MaramrajKK, LathaMK, ReddyR, SodhaSV, KaurS, DikidT, ReddyS, JainSK, SinghSK
Addressing reemergence of diphtheria among adolescents through program integration in India. Emerg Infect Dis27: 953.
Addressing reemergence of diphtheria among adolescents through program integration in India. Emerg Infect Dis27: 953.33622492)| false
PhalkeyRK, BhosaleRV, JoshiAP, WakchoureSS, TambeMP, AwateP, MarxM
Preventing the preventable through effective surveillance: The case of diphtheria in a rural district of Maharashtra, India. BMC Public Health13: 1–10.
Preventing the preventable through effective surveillance: The case of diphtheria in a rural district of Maharashtra, India. BMC Public Health13: 1–10.)| false

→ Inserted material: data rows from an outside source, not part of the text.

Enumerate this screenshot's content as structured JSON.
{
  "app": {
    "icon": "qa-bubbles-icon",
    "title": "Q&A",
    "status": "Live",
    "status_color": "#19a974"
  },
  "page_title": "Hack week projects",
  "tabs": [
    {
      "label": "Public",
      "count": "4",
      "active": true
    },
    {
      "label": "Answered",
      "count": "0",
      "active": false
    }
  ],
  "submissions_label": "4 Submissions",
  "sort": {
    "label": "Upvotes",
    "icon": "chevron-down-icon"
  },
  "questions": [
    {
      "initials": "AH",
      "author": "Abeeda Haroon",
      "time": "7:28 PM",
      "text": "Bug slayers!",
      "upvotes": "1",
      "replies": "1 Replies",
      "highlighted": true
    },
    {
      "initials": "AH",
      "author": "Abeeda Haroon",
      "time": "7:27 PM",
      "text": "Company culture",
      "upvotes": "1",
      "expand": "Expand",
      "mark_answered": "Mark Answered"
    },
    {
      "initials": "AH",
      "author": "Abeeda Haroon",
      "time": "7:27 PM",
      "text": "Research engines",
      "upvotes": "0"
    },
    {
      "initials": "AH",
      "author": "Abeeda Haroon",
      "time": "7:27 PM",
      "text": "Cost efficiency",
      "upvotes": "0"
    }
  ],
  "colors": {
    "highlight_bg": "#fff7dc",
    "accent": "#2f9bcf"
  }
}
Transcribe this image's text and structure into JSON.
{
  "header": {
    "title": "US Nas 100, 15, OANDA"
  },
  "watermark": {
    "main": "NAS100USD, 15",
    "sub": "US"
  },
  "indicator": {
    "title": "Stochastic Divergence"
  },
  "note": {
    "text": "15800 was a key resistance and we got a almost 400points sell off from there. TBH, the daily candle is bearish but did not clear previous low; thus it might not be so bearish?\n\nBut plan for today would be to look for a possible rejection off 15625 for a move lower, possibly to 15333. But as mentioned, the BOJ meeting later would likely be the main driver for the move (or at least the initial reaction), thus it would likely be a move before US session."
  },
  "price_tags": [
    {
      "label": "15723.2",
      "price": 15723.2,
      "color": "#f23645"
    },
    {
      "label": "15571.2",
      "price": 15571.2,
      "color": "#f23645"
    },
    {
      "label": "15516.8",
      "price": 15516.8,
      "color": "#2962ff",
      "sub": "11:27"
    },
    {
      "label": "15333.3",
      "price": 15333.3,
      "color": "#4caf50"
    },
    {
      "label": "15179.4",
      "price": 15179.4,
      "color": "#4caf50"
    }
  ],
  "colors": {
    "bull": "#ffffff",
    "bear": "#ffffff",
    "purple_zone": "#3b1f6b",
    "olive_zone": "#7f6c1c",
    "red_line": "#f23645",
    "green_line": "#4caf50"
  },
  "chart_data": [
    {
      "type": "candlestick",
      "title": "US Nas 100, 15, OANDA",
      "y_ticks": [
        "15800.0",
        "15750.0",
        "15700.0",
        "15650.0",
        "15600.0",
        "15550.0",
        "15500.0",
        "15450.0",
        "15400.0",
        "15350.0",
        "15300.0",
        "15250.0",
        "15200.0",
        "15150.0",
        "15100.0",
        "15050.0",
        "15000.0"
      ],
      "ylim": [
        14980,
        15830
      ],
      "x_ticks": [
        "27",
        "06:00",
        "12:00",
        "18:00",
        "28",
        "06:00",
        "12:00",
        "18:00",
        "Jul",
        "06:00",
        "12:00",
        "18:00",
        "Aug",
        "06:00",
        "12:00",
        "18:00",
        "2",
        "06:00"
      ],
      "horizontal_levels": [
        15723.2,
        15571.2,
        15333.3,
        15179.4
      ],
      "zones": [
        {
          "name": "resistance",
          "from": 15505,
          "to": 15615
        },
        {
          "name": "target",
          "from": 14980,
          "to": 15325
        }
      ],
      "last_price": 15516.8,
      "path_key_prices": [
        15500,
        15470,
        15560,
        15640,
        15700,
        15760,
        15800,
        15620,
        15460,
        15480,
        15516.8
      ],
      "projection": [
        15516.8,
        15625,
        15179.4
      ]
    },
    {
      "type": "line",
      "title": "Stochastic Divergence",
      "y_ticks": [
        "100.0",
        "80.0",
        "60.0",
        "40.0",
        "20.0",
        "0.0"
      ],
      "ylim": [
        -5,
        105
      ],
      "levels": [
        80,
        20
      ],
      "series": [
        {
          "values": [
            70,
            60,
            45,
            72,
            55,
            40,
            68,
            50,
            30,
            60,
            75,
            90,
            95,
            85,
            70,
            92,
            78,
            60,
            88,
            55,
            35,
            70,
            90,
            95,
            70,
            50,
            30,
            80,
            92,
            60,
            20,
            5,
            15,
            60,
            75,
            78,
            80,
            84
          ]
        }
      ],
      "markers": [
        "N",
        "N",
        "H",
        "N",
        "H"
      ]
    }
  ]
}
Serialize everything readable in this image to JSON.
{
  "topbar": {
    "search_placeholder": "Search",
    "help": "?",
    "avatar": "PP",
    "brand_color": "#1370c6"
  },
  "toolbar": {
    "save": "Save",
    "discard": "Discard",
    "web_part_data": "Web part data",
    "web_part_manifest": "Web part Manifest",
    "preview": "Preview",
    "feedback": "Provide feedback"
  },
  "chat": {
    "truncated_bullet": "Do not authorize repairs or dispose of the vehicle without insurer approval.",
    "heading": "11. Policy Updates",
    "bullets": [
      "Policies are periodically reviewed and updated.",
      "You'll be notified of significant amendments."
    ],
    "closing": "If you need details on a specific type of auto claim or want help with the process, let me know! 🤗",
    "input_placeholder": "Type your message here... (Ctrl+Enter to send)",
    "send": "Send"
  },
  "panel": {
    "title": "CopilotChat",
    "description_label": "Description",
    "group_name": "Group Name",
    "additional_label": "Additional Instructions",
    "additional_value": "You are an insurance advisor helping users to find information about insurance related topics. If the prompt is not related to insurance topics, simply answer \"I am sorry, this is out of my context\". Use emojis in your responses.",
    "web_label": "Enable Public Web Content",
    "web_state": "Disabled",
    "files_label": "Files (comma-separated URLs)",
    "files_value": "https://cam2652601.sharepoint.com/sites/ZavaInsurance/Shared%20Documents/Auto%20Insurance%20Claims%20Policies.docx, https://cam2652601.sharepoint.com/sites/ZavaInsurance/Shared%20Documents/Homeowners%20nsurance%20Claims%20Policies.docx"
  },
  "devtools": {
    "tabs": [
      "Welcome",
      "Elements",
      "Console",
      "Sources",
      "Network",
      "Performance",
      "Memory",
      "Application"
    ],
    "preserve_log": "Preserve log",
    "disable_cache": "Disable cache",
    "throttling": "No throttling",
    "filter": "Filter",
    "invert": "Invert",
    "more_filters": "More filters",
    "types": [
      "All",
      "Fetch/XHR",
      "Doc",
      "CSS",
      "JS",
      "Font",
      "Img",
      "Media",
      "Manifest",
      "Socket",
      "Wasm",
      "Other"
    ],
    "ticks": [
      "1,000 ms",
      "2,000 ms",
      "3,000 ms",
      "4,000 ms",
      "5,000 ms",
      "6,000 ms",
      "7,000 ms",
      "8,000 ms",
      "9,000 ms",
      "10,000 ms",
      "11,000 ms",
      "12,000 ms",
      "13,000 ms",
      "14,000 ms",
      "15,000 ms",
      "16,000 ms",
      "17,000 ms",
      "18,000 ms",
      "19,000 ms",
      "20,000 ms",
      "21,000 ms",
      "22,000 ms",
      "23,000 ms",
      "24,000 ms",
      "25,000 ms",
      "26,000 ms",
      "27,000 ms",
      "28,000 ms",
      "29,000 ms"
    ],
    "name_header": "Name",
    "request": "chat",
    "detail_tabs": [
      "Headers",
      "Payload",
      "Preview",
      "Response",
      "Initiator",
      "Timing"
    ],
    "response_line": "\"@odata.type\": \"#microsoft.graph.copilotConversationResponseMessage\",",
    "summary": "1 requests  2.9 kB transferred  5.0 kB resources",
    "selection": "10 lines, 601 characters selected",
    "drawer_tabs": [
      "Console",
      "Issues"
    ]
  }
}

Diphtheria is a vaccine-preventable disease and is caused by toxigenic strains of Corynebacterium diphtheriae. Several case reports have been published in the recent years, and this resurgence of cases has occurred mainly in adolescent and adult populations. Also, several research articles have reported waning immunity against diphtheria in adults who have completed childhood immunization. Thus, it is an important need to conduct larger sero-surveillance studies to understand the cause of rising diphtheria cases. Here, we report a case of a 23-year-old pregnant women of 8 weeks’ gestation who presented to the outpatient department with fever, severe throat pain, odynophagia, dysphagia, neck pain, and neck swelling of 3 days’ duration. On clinical examination, a gray, leathery membrane was noted on the soft palate. An Albert’s stain from the membrane revealed organisms resembling Corynebacterium diphtheriae. Appropriate treatment was initiated immediately, and follow-up examination at 2 weeks from date of discharge was uneventful. The gray membrane had completely resolved. Contact tracing was done and the appropriate antimicrobial agent was administered. This case study indicates the importance of timely clinical and microbiological diagnosis and reinforces the previously reported resurgence of diphtheria infection.
Address correspondence to R. Deepashree, Department of Microbiology, JSS Medical College, Mysore, 570004, India. E-mail: firstname.lastname@example.org